_About this task_: Within the entries below, find each line containing the word "title" and copy it.

........

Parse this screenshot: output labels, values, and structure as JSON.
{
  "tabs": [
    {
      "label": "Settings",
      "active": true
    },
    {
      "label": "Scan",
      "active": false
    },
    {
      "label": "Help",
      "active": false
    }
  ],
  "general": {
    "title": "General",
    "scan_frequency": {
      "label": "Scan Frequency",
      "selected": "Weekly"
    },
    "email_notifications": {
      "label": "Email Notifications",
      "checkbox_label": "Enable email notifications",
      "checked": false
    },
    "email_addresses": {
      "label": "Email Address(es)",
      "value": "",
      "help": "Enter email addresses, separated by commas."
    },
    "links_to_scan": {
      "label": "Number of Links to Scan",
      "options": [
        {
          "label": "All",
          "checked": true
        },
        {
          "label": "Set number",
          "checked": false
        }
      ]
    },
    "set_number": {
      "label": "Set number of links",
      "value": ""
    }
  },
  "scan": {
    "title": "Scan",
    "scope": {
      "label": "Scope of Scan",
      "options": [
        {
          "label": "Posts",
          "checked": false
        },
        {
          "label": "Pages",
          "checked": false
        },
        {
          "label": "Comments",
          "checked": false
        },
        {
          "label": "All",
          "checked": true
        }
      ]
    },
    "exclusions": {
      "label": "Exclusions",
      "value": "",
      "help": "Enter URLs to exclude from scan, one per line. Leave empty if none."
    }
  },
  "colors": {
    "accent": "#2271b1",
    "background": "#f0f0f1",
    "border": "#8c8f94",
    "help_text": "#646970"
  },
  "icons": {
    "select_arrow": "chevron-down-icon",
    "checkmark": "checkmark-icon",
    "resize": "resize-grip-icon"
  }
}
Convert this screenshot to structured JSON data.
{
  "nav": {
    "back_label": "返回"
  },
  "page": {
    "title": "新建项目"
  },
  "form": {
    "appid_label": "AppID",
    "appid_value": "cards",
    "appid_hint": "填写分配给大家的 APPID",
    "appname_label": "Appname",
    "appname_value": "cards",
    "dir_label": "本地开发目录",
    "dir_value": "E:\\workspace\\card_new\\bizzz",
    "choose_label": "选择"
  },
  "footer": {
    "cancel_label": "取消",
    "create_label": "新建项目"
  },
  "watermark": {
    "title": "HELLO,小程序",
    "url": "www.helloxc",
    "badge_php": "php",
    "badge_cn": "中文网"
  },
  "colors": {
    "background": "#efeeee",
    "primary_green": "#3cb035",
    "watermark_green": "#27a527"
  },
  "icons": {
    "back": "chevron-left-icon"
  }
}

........

_Output for this task_:
    "title": "General",
    "title": "Scan",
    "title": "新建项目"
    "title": "HELLO,小程序",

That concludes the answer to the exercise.